It's viral. The quick-and-easy explanation for Flappy Bird's sudden success is that it "went viral," but this was comprised of a number of factors, and the "original" viral outbreak is still unclear. Popular YouTube gamer PewDiePie played it on his channel, but this was ten days after the game hit the #1 App Store spot. Twitter latched onto the game's insane difficulty, with numerous Twitter accounts based around "Flappy Bird Problems" with Tweets like "Relationship status: flappy bird" and "got 99 problems and flappy bird is all of them." Players have made a game of writing the most outrageous and soul-crushingly-ridiculous reviews on the Flappy Bird app itself, including warnings like "After two weeks of playing I had lost half of my body mass but still I continued playing. My family called an exorcist to try and remove this devil game but flappy bird had already firmly gripped my soul."
If you think your iPad or Android tablet game is the best, consider submitting it to the 2014 Tabby Awards.
It's a meme. The above two features, built off everything intrinsic to Flappy Bird itself, have taken Nguyen's app from game status to meme status. The overly-dramatic App Store reviews, the Twitter references that appear by the hundreds each minute, the abundance of "Let's Play!"s on YouTube, and even the BuzzFeed lists are part of a cultural phenomenon, not a gaming one. Flappy Bird mania is not about Flappy Bird. It's about belonging to something larger than yourself, being included, and sharing some laughs.

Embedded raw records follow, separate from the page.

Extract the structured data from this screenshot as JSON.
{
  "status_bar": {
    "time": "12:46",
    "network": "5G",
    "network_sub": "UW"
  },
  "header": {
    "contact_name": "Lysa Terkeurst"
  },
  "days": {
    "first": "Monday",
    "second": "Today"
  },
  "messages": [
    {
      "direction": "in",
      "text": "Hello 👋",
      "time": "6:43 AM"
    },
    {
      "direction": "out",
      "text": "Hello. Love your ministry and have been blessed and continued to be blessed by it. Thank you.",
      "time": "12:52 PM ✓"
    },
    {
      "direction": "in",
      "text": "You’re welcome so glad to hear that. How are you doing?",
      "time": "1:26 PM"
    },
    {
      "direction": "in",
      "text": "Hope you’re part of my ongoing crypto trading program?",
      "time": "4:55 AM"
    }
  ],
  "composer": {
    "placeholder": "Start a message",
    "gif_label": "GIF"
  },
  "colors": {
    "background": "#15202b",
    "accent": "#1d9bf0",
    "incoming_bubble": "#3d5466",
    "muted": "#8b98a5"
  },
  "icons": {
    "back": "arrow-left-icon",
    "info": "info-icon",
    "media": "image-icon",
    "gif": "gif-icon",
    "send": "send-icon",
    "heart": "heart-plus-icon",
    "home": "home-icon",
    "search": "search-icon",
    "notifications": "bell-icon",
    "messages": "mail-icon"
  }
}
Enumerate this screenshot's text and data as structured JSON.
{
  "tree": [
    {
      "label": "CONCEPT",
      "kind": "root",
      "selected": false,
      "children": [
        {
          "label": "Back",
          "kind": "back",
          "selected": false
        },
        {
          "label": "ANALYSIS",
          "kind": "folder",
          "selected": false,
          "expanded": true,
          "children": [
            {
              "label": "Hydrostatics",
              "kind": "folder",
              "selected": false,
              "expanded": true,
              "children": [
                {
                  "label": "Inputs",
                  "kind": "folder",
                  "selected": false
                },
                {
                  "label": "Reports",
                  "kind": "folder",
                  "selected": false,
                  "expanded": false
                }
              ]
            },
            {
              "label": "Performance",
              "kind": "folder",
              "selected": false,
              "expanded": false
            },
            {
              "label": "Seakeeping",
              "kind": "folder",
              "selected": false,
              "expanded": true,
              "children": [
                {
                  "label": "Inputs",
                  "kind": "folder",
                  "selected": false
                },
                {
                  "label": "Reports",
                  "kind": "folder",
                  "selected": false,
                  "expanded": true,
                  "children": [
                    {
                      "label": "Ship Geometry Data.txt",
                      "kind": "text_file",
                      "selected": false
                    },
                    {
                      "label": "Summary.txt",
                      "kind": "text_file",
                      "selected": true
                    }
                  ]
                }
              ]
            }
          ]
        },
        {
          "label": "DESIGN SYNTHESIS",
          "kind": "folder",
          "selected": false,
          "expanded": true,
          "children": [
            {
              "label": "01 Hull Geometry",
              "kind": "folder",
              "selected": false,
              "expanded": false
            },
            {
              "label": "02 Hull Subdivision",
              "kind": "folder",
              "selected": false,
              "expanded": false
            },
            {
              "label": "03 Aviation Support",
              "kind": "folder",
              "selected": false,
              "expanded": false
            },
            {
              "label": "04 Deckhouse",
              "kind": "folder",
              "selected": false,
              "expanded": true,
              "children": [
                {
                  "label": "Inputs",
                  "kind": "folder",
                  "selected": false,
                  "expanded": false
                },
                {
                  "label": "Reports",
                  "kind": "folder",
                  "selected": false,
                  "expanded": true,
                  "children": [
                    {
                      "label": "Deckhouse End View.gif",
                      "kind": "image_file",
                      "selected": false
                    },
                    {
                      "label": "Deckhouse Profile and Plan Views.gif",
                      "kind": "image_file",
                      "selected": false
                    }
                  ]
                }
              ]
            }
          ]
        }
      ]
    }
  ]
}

This also means that Flappy Bird's fame is destined to be short-lived. This is not the next Angry Birds or Candy Crush Saga. Once players' friends and social media circles have stopped playing and Tweeting high scores or despair-filled lamentations about how they've broken their phone, playtime will also drop off. Like overly-attached girlfriend or Doge, Flappy Bird's over-heating spotlight is bound to burn out. But still: such wow, much bird.